#### [INFORMATION]
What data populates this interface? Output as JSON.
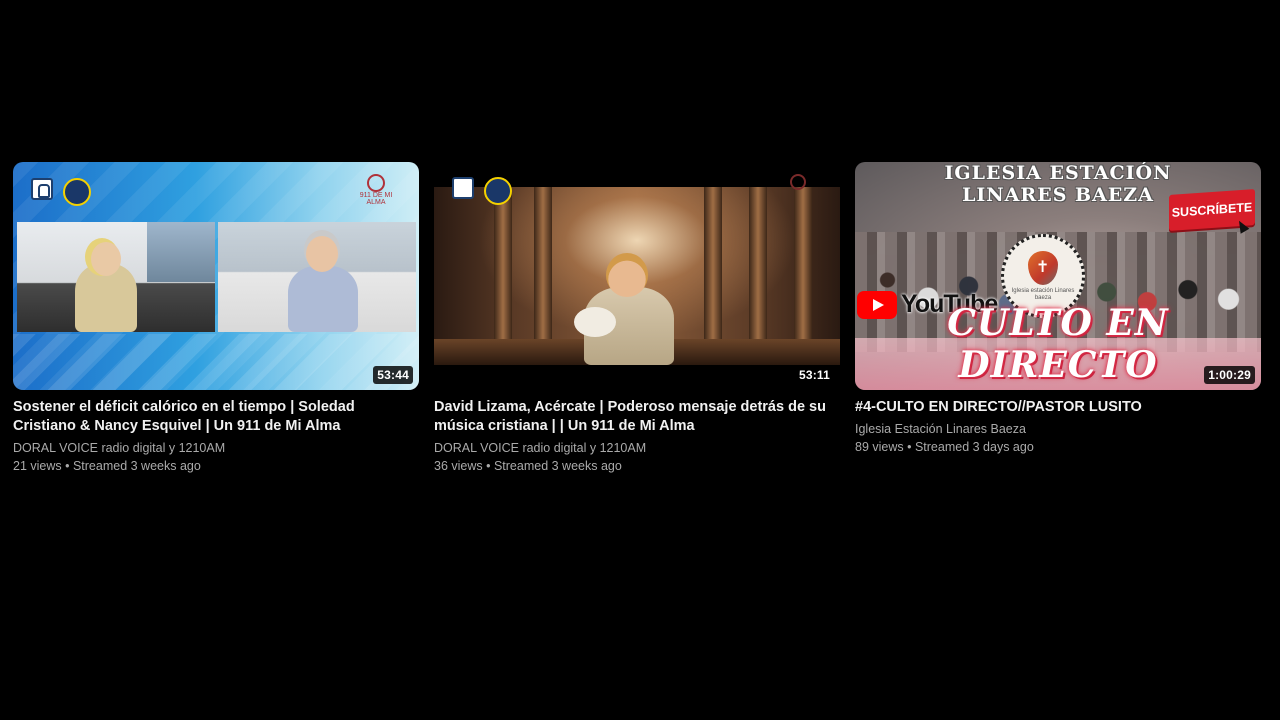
{
  "videos": [
    {
      "title": "Sostener el déficit calórico en el tiempo | Soledad Cristiano & Nancy Esquivel | Un 911 de Mi Alma",
      "channel": "DORAL VOICE radio digital y 1210AM",
      "meta": "21 views • Streamed 3 weeks ago",
      "duration": "53:44",
      "thumb_text": {
        "brand": "911 DE MI ALMA"
      }
    },
    {
      "title": "David Lizama, Acércate | Poderoso mensaje detrás de su música cristiana | | Un 911 de Mi Alma",
      "channel": "DORAL VOICE radio digital y 1210AM",
      "meta": "36 views • Streamed 3 weeks ago",
      "duration": "53:11"
    },
    {
      "title": "#4-CULTO EN DIRECTO//PASTOR LUSITO",
      "channel": "Iglesia Estación Linares Baeza",
      "meta": "89 views • Streamed 3 days ago",
      "duration": "1:00:29",
      "thumb_text": {
        "top_title_line1": "IGLESIA ESTACIÓN",
        "top_title_line2": "LINARES BAEZA",
        "subscribe": "SUSCRÍBETE",
        "logo_caption": "Iglesia estación Linares baeza",
        "youtube_word": "YouTube",
        "banner": "CULTO EN DIRECTO"
      }
    }
  ],
  "colors": {
    "background": "#000000",
    "title": "#f1f1f1",
    "secondary": "#aaaaaa",
    "youtube_red": "#ff0000"
  }
}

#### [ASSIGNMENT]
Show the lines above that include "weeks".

#### [OUTPUT BELOW]
      "meta": "21 views • Streamed 3 weeks ago",
      "meta": "36 views • Streamed 3 weeks ago",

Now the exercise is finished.